## DATA FOR ANALYSIS
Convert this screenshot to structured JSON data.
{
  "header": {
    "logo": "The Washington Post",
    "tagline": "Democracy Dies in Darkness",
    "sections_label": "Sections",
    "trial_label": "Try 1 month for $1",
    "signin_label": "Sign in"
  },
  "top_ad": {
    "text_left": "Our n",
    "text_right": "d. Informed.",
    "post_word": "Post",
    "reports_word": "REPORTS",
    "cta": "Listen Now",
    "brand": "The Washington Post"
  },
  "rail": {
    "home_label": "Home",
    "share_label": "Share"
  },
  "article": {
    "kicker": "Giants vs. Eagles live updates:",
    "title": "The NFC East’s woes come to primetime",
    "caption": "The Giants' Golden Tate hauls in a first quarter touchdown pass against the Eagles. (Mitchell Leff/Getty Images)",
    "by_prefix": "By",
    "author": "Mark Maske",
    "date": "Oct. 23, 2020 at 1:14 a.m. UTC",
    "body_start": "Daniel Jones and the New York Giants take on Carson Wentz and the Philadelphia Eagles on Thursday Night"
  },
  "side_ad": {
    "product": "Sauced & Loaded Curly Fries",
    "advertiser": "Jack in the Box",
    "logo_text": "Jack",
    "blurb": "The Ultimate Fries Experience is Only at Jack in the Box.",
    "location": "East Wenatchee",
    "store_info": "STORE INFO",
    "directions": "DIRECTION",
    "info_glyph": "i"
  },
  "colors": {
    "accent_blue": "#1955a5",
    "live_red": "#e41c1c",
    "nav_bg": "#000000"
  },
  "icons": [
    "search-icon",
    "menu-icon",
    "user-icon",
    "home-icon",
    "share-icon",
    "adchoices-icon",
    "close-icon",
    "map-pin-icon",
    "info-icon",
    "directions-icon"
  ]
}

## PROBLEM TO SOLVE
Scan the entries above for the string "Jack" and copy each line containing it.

## COMPLETED TASK
    "advertiser": "Jack in the Box",
    "logo_text": "Jack",
    "blurb": "The Ultimate Fries Experience is Only at Jack in the Box.",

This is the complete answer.